Restate the listing below exactly, images excluded.

BEGIN Data to use

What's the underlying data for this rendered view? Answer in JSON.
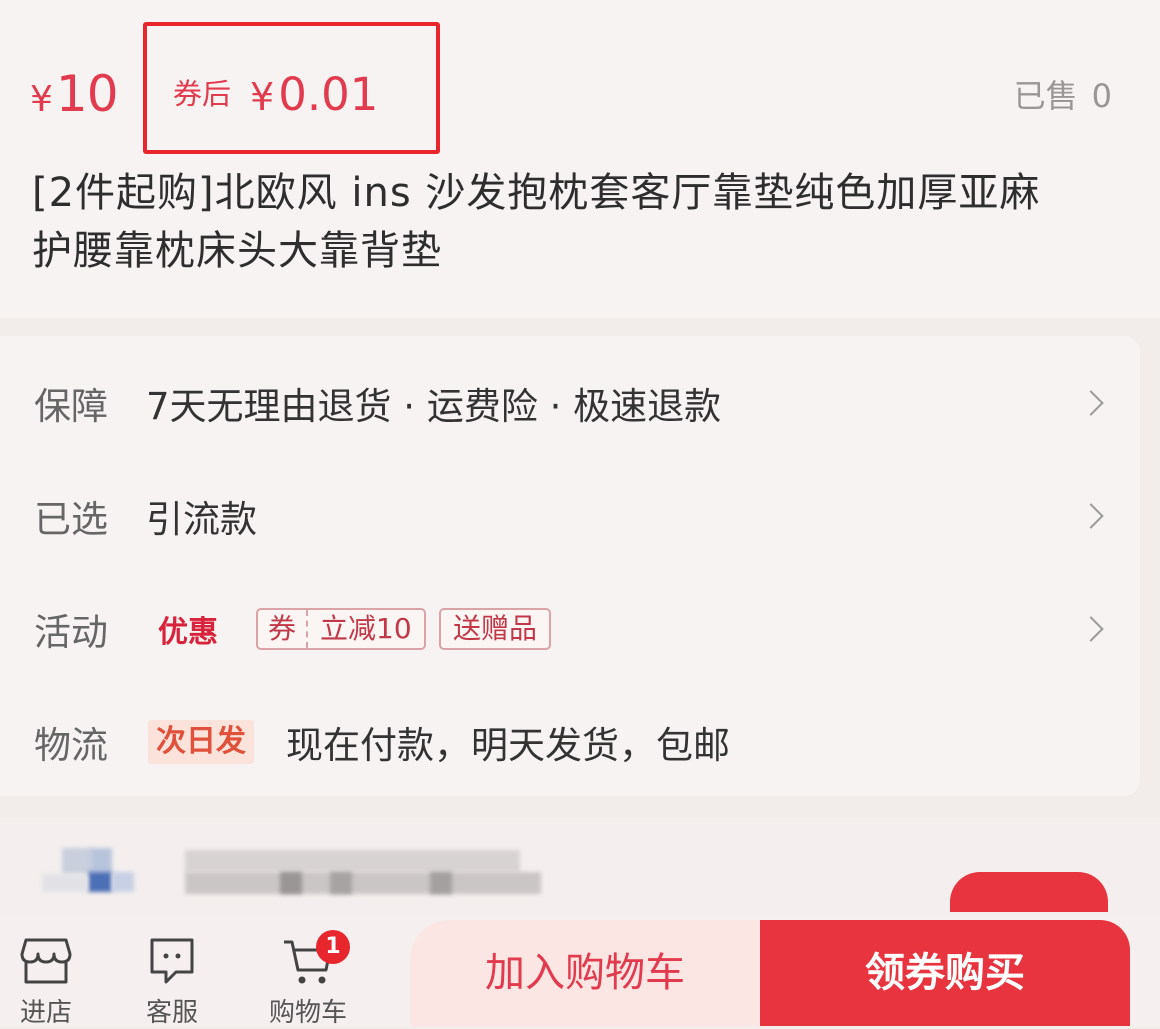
{
  "price": {
    "currency": "¥",
    "amount": "10",
    "coupon_label": "券后",
    "coupon_amount": "0.01",
    "sold_label": "已售",
    "sold_count": "0"
  },
  "product": {
    "title_line1": "[2件起购]北欧风 ins 沙发抱枕套客厅靠垫纯色加厚亚麻",
    "title_line2": "护腰靠枕床头大靠背垫"
  },
  "info": {
    "guarantee": {
      "label": "保障",
      "value": "7天无理由退货 · 运费险 · 极速退款"
    },
    "selected": {
      "label": "已选",
      "value": "引流款"
    },
    "activity": {
      "label": "活动",
      "promo_tag": "优惠",
      "coupon_left": "券",
      "coupon_right": "立减10",
      "gift": "送赠品"
    },
    "logistics": {
      "label": "物流",
      "tag": "次日发",
      "value": "现在付款，明天发货，包邮"
    }
  },
  "bottom_bar": {
    "store": "进店",
    "service": "客服",
    "cart": "购物车",
    "cart_badge": "1",
    "add_to_cart": "加入购物车",
    "buy": "领券购买"
  },
  "colors": {
    "accent": "#e23a4e",
    "highlight_box": "#e8262e",
    "buy_button": "#e8343f"
  }
}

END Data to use

Answer space ::
What's the underlying data for this rendered view? Answer in JSON.
{
  "price": {
    "currency": "¥",
    "amount": "10",
    "coupon_label": "券后",
    "coupon_amount": "0.01",
    "sold_label": "已售",
    "sold_count": "0"
  },
  "product": {
    "title_line1": "[2件起购]北欧风 ins 沙发抱枕套客厅靠垫纯色加厚亚麻",
    "title_line2": "护腰靠枕床头大靠背垫"
  },
  "info": {
    "guarantee": {
      "label": "保障",
      "value": "7天无理由退货 · 运费险 · 极速退款"
    },
    "selected": {
      "label": "已选",
      "value": "引流款"
    },
    "activity": {
      "label": "活动",
      "promo_tag": "优惠",
      "coupon_left": "券",
      "coupon_right": "立减10",
      "gift": "送赠品"
    },
    "logistics": {
      "label": "物流",
      "tag": "次日发",
      "value": "现在付款，明天发货，包邮"
    }
  },
  "bottom_bar": {
    "store": "进店",
    "service": "客服",
    "cart": "购物车",
    "cart_badge": "1",
    "add_to_cart": "加入购物车",
    "buy": "领券购买"
  },
  "colors": {
    "accent": "#e23a4e",
    "highlight_box": "#e8262e",
    "buy_button": "#e8343f"
  }
}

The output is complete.